I was personally intrigued by her presentation at the meeting about micronutrients and optimal health, so I reached out to learn more about her research focus and daily work.

She has studied micronutrients in depth, with a deeper focus on zinc and sulforaphane, which is a plant compound found in cruciferous vegetables like broccoli, kale and cauliflower. She understands the importance of vitamins and minerals and the role they play helping us take a proactive approach to our health.

Everyone Deserves to be Healthy

I wanted to get Dr. Ho’s perspective on the topic of optimal health, which has long been an area of interest for the Nutrilite brand. I think it’s a misunderstood idea because people are often under the misperception that it’s something the average person struggles to achieve.

“Optimal health is not enhanced health, as we tend to mistakenly believe,” Dr. Ho explains, “It means being the best that you can be, for where you are in life.” It’s striving to live a high quality life both physically and mentally. Yes, you might consider it to be something you achieve, but instead, for her, it’s something you deserve.

That’s an important differentiation, and a new way to think about good health — everyone deserves to be healthy. But I’m certain we all could use a little help along the way.

An assortment of colorful fruits and vegetables formed into the shape of a heart. Your heart works nonstop pumping about 1,500 to 2,000 gallons of blood through your body daily. In order to do its job optimally, your heart needs proper nourishment.
An assortment of colorful fruits and vegetables formed into the shape of a heart.

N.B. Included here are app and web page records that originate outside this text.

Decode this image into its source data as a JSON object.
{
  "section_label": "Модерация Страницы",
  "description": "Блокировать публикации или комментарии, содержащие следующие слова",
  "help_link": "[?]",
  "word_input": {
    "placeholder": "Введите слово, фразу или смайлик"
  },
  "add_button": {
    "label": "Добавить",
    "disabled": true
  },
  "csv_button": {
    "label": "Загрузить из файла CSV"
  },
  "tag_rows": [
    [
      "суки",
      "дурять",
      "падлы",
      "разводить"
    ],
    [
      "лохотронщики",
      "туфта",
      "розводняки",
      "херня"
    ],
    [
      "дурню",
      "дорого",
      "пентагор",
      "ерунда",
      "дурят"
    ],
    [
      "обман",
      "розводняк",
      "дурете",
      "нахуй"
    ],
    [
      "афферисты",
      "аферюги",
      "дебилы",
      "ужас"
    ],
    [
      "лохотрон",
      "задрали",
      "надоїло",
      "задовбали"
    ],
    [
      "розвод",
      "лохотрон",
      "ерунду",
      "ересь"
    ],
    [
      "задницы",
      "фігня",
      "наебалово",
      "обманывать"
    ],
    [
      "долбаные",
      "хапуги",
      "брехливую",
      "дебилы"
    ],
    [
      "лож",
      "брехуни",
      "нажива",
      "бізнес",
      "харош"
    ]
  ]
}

As Dr. Ho knows, to get the health we deserve our bodily systems need to be working well, which is why good nutrition is so important. We also need the ability to make the right nutritional choices – which can be a daunting task.

The best way to get the micronutrients we need is from our food, but we need to know what to eat and how much. Because if we’re not eating enough whole foods and fruits and vegetables throughout the day, we’re going to have nutritional gaps in our diets.

And as Dr. Ho pointed out to me – and something we understand at Nutrilite – even the healthiest eaters can have shortfalls in the nutrients they need, even if they think they are eating well.

The Micronutrient Information Center

Ideally, our journey to the optimal health we deserve shouldn’t be complicated. But the reality is different.

It’s one of the key reasons why the Linus Pauling Institute created the Micronutrient Information Center, a website database that provides focused and searchable nutrition advice. It’s one of the most visited sites at Oregon State University with more than 1.5 million users from almost every country on the planet.[i]

The Linus Pauling Institute’s Micronutrient Information Center is a source for scientifically accurate information regarding the roles of vitamins, minerals, phytochemicals (plant chemicals that may affect health), and other dietary factors.

As Dr. Ho points out, it’s challenging for the average person to weave through all the noise in nutrition recommendations. There are so many “health” voices competing for our attention that it only adds to the complexity that can come with understanding nutrition.

That said, you can control your nutrition choices, being able to do so makes a difference. The Micronutrient Information Center provides an evidenced based public resource that will help you find the right nutritional information for your needs.

Why is this important? It’s because our bodies are under constant attack. We not only have to deal with stresses from our environment and lifestyle, but also issues that can come from our genetics, our gut microbiome, and our age – just to name a few.

According to Dr. Ho, micronutrients help increase our ability to combat oxidative stress and other metabolic imperfections. Dr. Ho emphasizes, “But, if you are running low in one of these micronutrients, it’s not always obvious. You can run the risk of your bodily systems declining, long before a test can recognize it. This is particularly concerning as we get older because not only does our resilience to stress decrease, but our need for quality micronutrients increases.”

That’s why maintaining a healthy lifestyle is important. For me, exercising, eating well, getting enough rest, and having a community that supports my wellbeing has helped me increase my health span and allowed me to live a vigorous, meaningful life.

It’s a reminder that good health is something everyone deserves!


[i] Neither Amway or this article is endorsed by, directly affiliated with, maintained, authorized, or sponsored by the Linus Pauling Institute or Oregon State University.

Leave a Reply

Your email address will not be published. Required fields are marked *